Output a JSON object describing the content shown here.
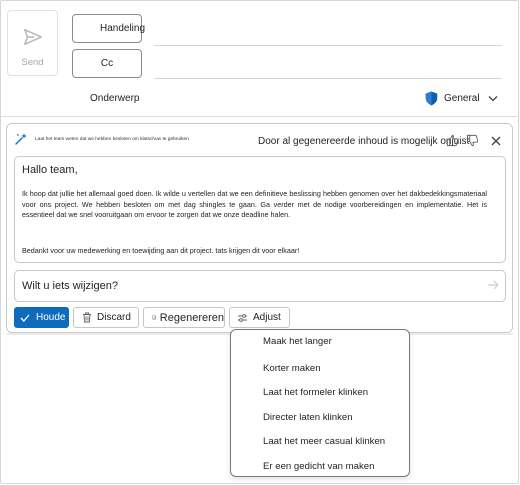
{
  "compose": {
    "send_label": "Send",
    "to_label": "Handeling",
    "cc_label": "Cc",
    "subject_label": "Onderwerp",
    "sensitivity_label": "General",
    "to_value": "",
    "cc_value": ""
  },
  "copilot": {
    "prompt": "Laat het team weten dat we hebben besloten om klatschuw te gebruiken",
    "generated_note": "Door al gegenereerde inhoud is mogelijk onjuist",
    "draft": {
      "greeting": "Hallo team,",
      "paragraph1": "Ik hoop dat jullie het allemaal goed doen. Ik wilde u vertellen dat we een definitieve beslissing hebben genomen over het dakbedekkingsmateriaal voor ons project. We hebben besloten om met dag shingles te gaan. Ga verder met de nodige voorbereidingen en implementatie. Het is essentieel dat we snel vooruitgaan om ervoor te zorgen dat we onze deadline halen.",
      "paragraph2": "Bedankt voor uw medewerking en toewijding aan dit project. tats krijgen dit voor elkaar!"
    },
    "change_placeholder": "Wilt u iets wijzigen?",
    "buttons": {
      "keep": "Houde",
      "discard": "Discard",
      "regenerate": "Regenereren",
      "adjust": "Adjust"
    },
    "adjust_menu": [
      "Maak het langer",
      "Korter maken",
      "Laat het formeler klinken",
      "Directer laten klinken",
      "Laat het meer casual klinken",
      "Er een gedicht van maken"
    ]
  },
  "colors": {
    "accent": "#0f6cbd",
    "shield": "#0f5fb0"
  },
  "icons": [
    "send-icon",
    "shield-icon",
    "chevron-down-icon",
    "copilot-sparkle-icon",
    "thumbs-up-icon",
    "thumbs-down-icon",
    "close-icon",
    "submit-arrow-icon",
    "checkmark-icon",
    "trash-icon",
    "regenerate-icon",
    "adjust-icon"
  ]
}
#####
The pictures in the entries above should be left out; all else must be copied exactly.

Output a JSON object describing the content shown here.
{
  "compose": {
    "send_label": "Send",
    "to_label": "Handeling",
    "cc_label": "Cc",
    "subject_label": "Onderwerp",
    "sensitivity_label": "General",
    "to_value": "",
    "cc_value": ""
  },
  "copilot": {
    "prompt": "Laat het team weten dat we hebben besloten om klatschuw te gebruiken",
    "generated_note": "Door al gegenereerde inhoud is mogelijk onjuist",
    "draft": {
      "greeting": "Hallo team,",
      "paragraph1": "Ik hoop dat jullie het allemaal goed doen. Ik wilde u vertellen dat we een definitieve beslissing hebben genomen over het dakbedekkingsmateriaal voor ons project. We hebben besloten om met dag shingles te gaan. Ga verder met de nodige voorbereidingen en implementatie. Het is essentieel dat we snel vooruitgaan om ervoor te zorgen dat we onze deadline halen.",
      "paragraph2": "Bedankt voor uw medewerking en toewijding aan dit project. tats krijgen dit voor elkaar!"
    },
    "change_placeholder": "Wilt u iets wijzigen?",
    "buttons": {
      "keep": "Houde",
      "discard": "Discard",
      "regenerate": "Regenereren",
      "adjust": "Adjust"
    },
    "adjust_menu": [
      "Maak het langer",
      "Korter maken",
      "Laat het formeler klinken",
      "Directer laten klinken",
      "Laat het meer casual klinken",
      "Er een gedicht van maken"
    ]
  },
  "colors": {
    "accent": "#0f6cbd",
    "shield": "#0f5fb0"
  },
  "icons": [
    "send-icon",
    "shield-icon",
    "chevron-down-icon",
    "copilot-sparkle-icon",
    "thumbs-up-icon",
    "thumbs-down-icon",
    "close-icon",
    "submit-arrow-icon",
    "checkmark-icon",
    "trash-icon",
    "regenerate-icon",
    "adjust-icon"
  ]
}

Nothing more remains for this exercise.